◆ Prompt
What lines in the records below mention "symbol"? List them all.

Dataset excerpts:
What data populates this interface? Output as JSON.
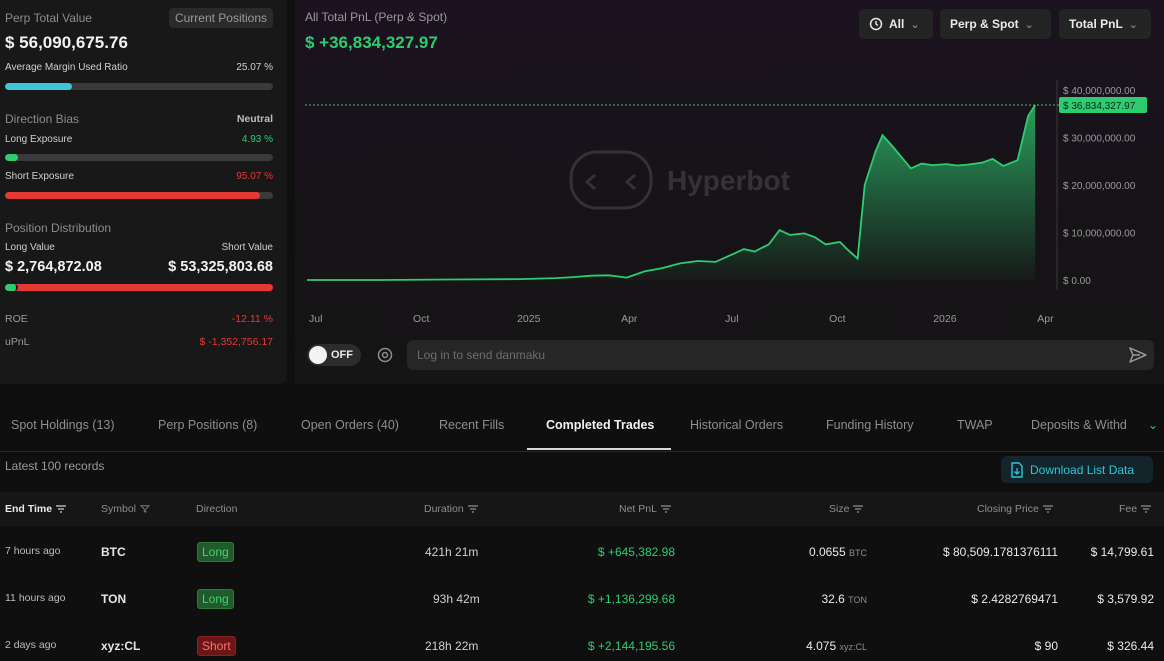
{
  "left": {
    "perp_total_label": "Perp Total Value",
    "current_positions_button": "Current Positions",
    "perp_total_value": "$ 56,090,675.76",
    "margin_label": "Average Margin Used Ratio",
    "margin_value": "25.07 %",
    "margin_ratio": 0.2507,
    "direction_bias_label": "Direction Bias",
    "direction_bias_value": "Neutral",
    "long_exposure_label": "Long Exposure",
    "long_exposure_value": "4.93 %",
    "long_exposure_ratio": 0.0493,
    "short_exposure_label": "Short Exposure",
    "short_exposure_value": "95.07 %",
    "short_exposure_ratio": 0.9507,
    "position_distribution_label": "Position Distribution",
    "long_value_label": "Long Value",
    "short_value_label": "Short Value",
    "long_value": "$ 2,764,872.08",
    "short_value": "$ 53,325,803.68",
    "long_value_ratio": 0.0493,
    "roe_label": "ROE",
    "roe_value": "-12.11 %",
    "upnl_label": "uPnL",
    "upnl_value": "$ -1,352,756.17"
  },
  "chart": {
    "title": "All Total PnL (Perp & Spot)",
    "value": "$ +36,834,327.97",
    "filters": {
      "range": "All",
      "scope": "Perp & Spot",
      "metric": "Total PnL"
    },
    "watermark": "Hyperbot",
    "danmaku_toggle": "OFF",
    "danmaku_placeholder": "Log in to send danmaku"
  },
  "chart_data": {
    "type": "area",
    "x_ticks": [
      "Jul",
      "Oct",
      "2025",
      "Apr",
      "Jul",
      "Oct",
      "2026",
      "Apr"
    ],
    "y_ticks": [
      "$ 40,000,000.00",
      "$ 30,000,000.00",
      "$ 20,000,000.00",
      "$ 10,000,000.00",
      "$ 0.00"
    ],
    "ylim": [
      0,
      40000000
    ],
    "current_value_label": "$ 36,834,327.97",
    "current_value": 36834327.97,
    "series": [
      {
        "x_index": [
          0,
          2,
          4,
          6,
          7,
          7.5,
          8,
          8.5,
          9,
          9.5,
          10,
          10.5,
          11,
          11.5,
          12,
          12.3,
          12.6,
          13,
          13.3,
          13.6,
          14,
          14.3,
          14.6,
          15,
          15.2,
          15.5,
          15.7,
          16,
          16.2,
          16.5,
          17,
          17.3,
          17.6,
          18,
          18.3,
          18.6,
          19,
          19.3,
          19.6,
          20,
          20.3,
          20.5
        ],
        "values": [
          0,
          0,
          100000,
          200000,
          400000,
          600000,
          900000,
          1000000,
          500000,
          1800000,
          2500000,
          3500000,
          4000000,
          3800000,
          5500000,
          6500000,
          6000000,
          7500000,
          10500000,
          9500000,
          9800000,
          9000000,
          7500000,
          8000000,
          6500000,
          4500000,
          20000000,
          27000000,
          30500000,
          28000000,
          23500000,
          24500000,
          24200000,
          24400000,
          24100000,
          24300000,
          24700000,
          25500000,
          24000000,
          25200000,
          34500000,
          36834327.97
        ]
      }
    ]
  },
  "tabs": [
    {
      "label": "Spot Holdings (13)"
    },
    {
      "label": "Perp Positions (8)"
    },
    {
      "label": "Open Orders (40)"
    },
    {
      "label": "Recent Fills"
    },
    {
      "label": "Completed Trades"
    },
    {
      "label": "Historical Orders"
    },
    {
      "label": "Funding History"
    },
    {
      "label": "TWAP"
    },
    {
      "label": "Deposits & Withd"
    }
  ],
  "records_label": "Latest 100 records",
  "download_button": "Download List Data",
  "table": {
    "headers": {
      "end_time": "End Time",
      "symbol": "Symbol",
      "direction": "Direction",
      "duration": "Duration",
      "net_pnl": "Net PnL",
      "size": "Size",
      "closing_price": "Closing Price",
      "fee": "Fee"
    },
    "rows": [
      {
        "end_time": "7 hours ago",
        "symbol": "BTC",
        "direction": "Long",
        "duration": "421h 21m",
        "net_pnl": "$ +645,382.98",
        "size": "0.0655",
        "size_unit": "BTC",
        "closing_price": "$ 80,509.1781376111",
        "fee": "$ 14,799.61"
      },
      {
        "end_time": "11 hours ago",
        "symbol": "TON",
        "direction": "Long",
        "duration": "93h 42m",
        "net_pnl": "$ +1,136,299.68",
        "size": "32.6",
        "size_unit": "TON",
        "closing_price": "$ 2.4282769471",
        "fee": "$ 3,579.92"
      },
      {
        "end_time": "2 days ago",
        "symbol": "xyz:CL",
        "direction": "Short",
        "duration": "218h 22m",
        "net_pnl": "$ +2,144,195.56",
        "size": "4.075",
        "size_unit": "xyz:CL",
        "closing_price": "$ 90",
        "fee": "$ 326.44"
      }
    ]
  },
  "colors": {
    "accent_green": "#2ecc71",
    "accent_red": "#e53935",
    "accent_cyan": "#2ec4d6",
    "margin_bar": "#3ec6d8"
  }
}
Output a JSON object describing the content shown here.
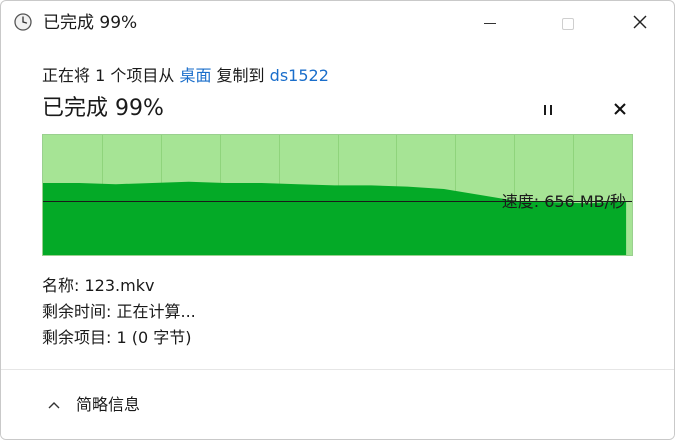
{
  "window": {
    "title": "已完成 99%"
  },
  "copy": {
    "prefix": "正在将 1 个项目从 ",
    "source": "桌面",
    "middle": " 复制到 ",
    "destination": "ds1522"
  },
  "progress": {
    "title": "已完成 99%",
    "percent": 99
  },
  "graph": {
    "speed_label": "速度: 656 MB/秒",
    "colors": {
      "fill_dark": "#04aa27",
      "fill_light": "#a6e495",
      "grid": "#8fd47c",
      "current_line": "#1a1a1a"
    },
    "throughput_profile": [
      0.6,
      0.6,
      0.59,
      0.6,
      0.61,
      0.6,
      0.6,
      0.59,
      0.58,
      0.58,
      0.57,
      0.55,
      0.5,
      0.45,
      0.44,
      0.43,
      0.45
    ]
  },
  "details": {
    "name_label": "名称:",
    "name_value": "123.mkv",
    "remaining_time_label": "剩余时间:",
    "remaining_time_value": "正在计算...",
    "remaining_items_label": "剩余项目:",
    "remaining_items_value": "1 (0 字节)"
  },
  "footer": {
    "collapse_label": "简略信息"
  },
  "icons": {
    "app": "clock-icon",
    "pause": "pause-icon",
    "cancel": "close-icon",
    "collapse": "chevron-up-icon"
  }
}
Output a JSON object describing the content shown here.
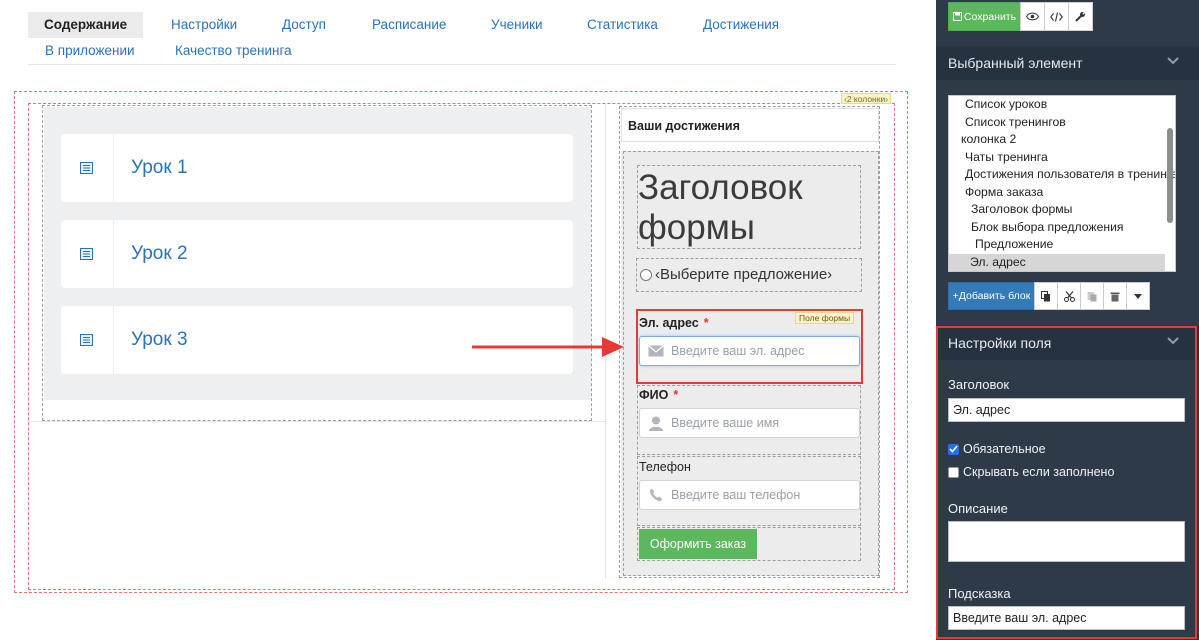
{
  "tabs": [
    {
      "label": "Содержание",
      "active": true
    },
    {
      "label": "Настройки"
    },
    {
      "label": "Доступ"
    },
    {
      "label": "Расписание"
    },
    {
      "label": "Ученики"
    },
    {
      "label": "Статистика"
    },
    {
      "label": "Достижения"
    },
    {
      "label": "В приложении"
    },
    {
      "label": "Качество тренинга"
    }
  ],
  "canvas": {
    "columns_badge": "‹2 колонки›",
    "lessons": [
      {
        "title": "Урок 1",
        "icon": "list-icon"
      },
      {
        "title": "Урок 2",
        "icon": "list-icon"
      },
      {
        "title": "Урок 3",
        "icon": "list-icon"
      }
    ],
    "achievements_title": "Ваши достижения",
    "form": {
      "title": "Заголовок формы",
      "offer_placeholder": "‹Выберите предложение›",
      "field_badge": "Поле формы",
      "fields": [
        {
          "label": "Эл. адрес",
          "required": true,
          "placeholder": "Введите ваш эл. адрес",
          "icon": "envelope-icon"
        },
        {
          "label": "ФИО",
          "required": true,
          "placeholder": "Введите ваше имя",
          "icon": "user-icon"
        },
        {
          "label": "Телефон",
          "required": false,
          "placeholder": "Введите ваш телефон",
          "icon": "phone-icon"
        }
      ],
      "submit_label": "Оформить заказ"
    }
  },
  "sidebar": {
    "toolbar": {
      "save_label": "Сохранить",
      "icons": [
        "eye-icon",
        "code-icon",
        "wrench-icon"
      ]
    },
    "selected_element": {
      "title": "Выбранный элемент",
      "tree": [
        {
          "label": "Список уроков",
          "level": 1
        },
        {
          "label": "Список тренингов",
          "level": 1
        },
        {
          "label": "колонка 2",
          "level": 0
        },
        {
          "label": "Чаты тренинга",
          "level": 1
        },
        {
          "label": "Достижения пользователя в тренинге",
          "level": 1
        },
        {
          "label": "Форма заказа",
          "level": 1
        },
        {
          "label": "Заголовок формы",
          "level": 2
        },
        {
          "label": "Блок выбора предложения",
          "level": 2
        },
        {
          "label": "Предложение",
          "level": 3
        },
        {
          "label": "Эл. адрес",
          "level": 2,
          "selected": true
        }
      ],
      "add_block_label": "+Добавить блок",
      "action_icons": [
        "copy-icon",
        "scissors-icon",
        "paste-icon",
        "trash-icon",
        "caret-down-icon"
      ]
    },
    "field_settings": {
      "title": "Настройки поля",
      "heading_label": "Заголовок",
      "heading_value": "Эл. адрес",
      "required_label": "Обязательное",
      "required_checked": true,
      "hide_if_filled_label": "Скрывать если заполнено",
      "hide_if_filled_checked": false,
      "description_label": "Описание",
      "description_value": "",
      "hint_label": "Подсказка",
      "hint_value": "Введите ваш эл. адрес"
    }
  },
  "colors": {
    "link_blue": "#2a73b8",
    "sidebar_bg": "#2e3a47",
    "sidebar_header_bg": "#263240",
    "save_green": "#5cb85c",
    "add_blue": "#337ab7",
    "highlight_red": "#e53935"
  }
}
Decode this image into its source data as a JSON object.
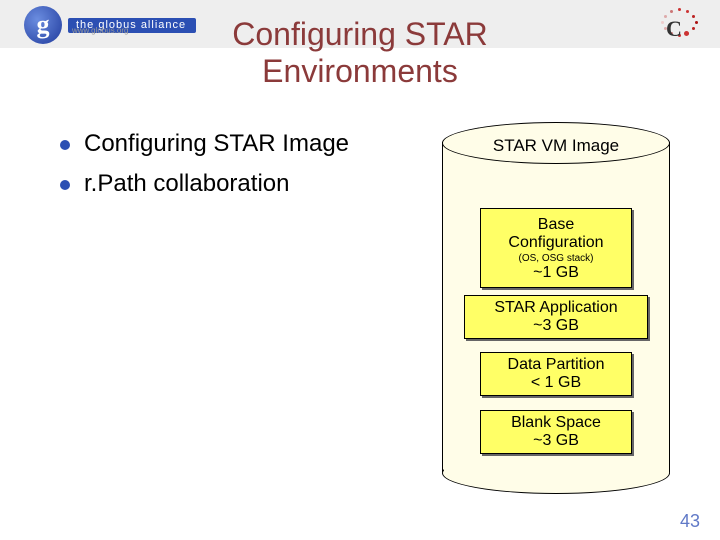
{
  "logos": {
    "globus_text": "the globus alliance",
    "globus_url": "www.globus.org"
  },
  "title": {
    "line1": "Configuring STAR",
    "line2": "Environments"
  },
  "bullets": [
    {
      "text": "Configuring STAR Image"
    },
    {
      "text": "r.Path collaboration"
    }
  ],
  "cylinder": {
    "label": "STAR VM Image",
    "boxes": {
      "base": {
        "line1": "Base",
        "line2": "Configuration",
        "subnote": "(OS, OSG stack)",
        "size": "~1 GB"
      },
      "app": {
        "line1": "STAR Application",
        "size": "~3 GB"
      },
      "datapart": {
        "line1": "Data Partition",
        "size": "< 1 GB"
      },
      "blank": {
        "line1": "Blank Space",
        "size": "~3 GB"
      }
    }
  },
  "slide_number": "43"
}
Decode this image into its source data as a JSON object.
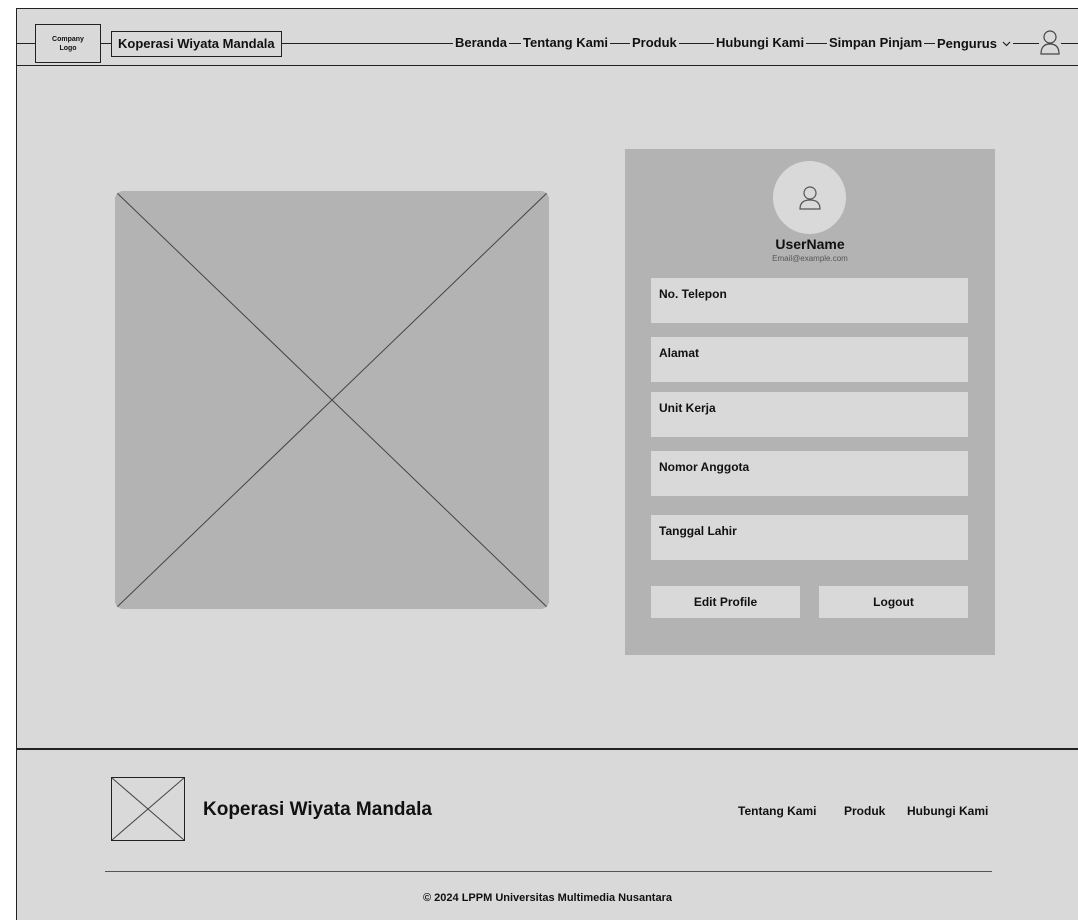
{
  "header": {
    "logo_line1": "Company",
    "logo_line2": "Logo",
    "brand": "Koperasi Wiyata Mandala",
    "nav": [
      "Beranda",
      "Tentang Kami",
      "Produk",
      "Hubungi Kami",
      "Simpan Pinjam",
      "Pengurus"
    ],
    "user_icon": "user-icon",
    "dropdown_icon": "chevron-down-icon"
  },
  "main": {
    "image_placeholder": "image-placeholder-icon"
  },
  "profile": {
    "username": "UserName",
    "email": "Email@example.com",
    "fields": [
      "No. Telepon",
      "Alamat",
      "Unit Kerja",
      "Nomor Anggota",
      "Tanggal Lahir"
    ],
    "edit_label": "Edit Profile",
    "logout_label": "Logout"
  },
  "footer": {
    "brand": "Koperasi Wiyata Mandala",
    "links": [
      "Tentang Kami",
      "Produk",
      "Hubungi Kami"
    ],
    "copyright": "© 2024 LPPM Universitas Multimedia Nusantara"
  },
  "colors": {
    "background": "#d9d9d9",
    "card": "#b3b3b3",
    "line": "#222222"
  }
}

◆ Solution to the problem
      "symbol": "Symbol",
        "symbol": "BTC",
        "symbol": "TON",
        "symbol": "xyz:CL",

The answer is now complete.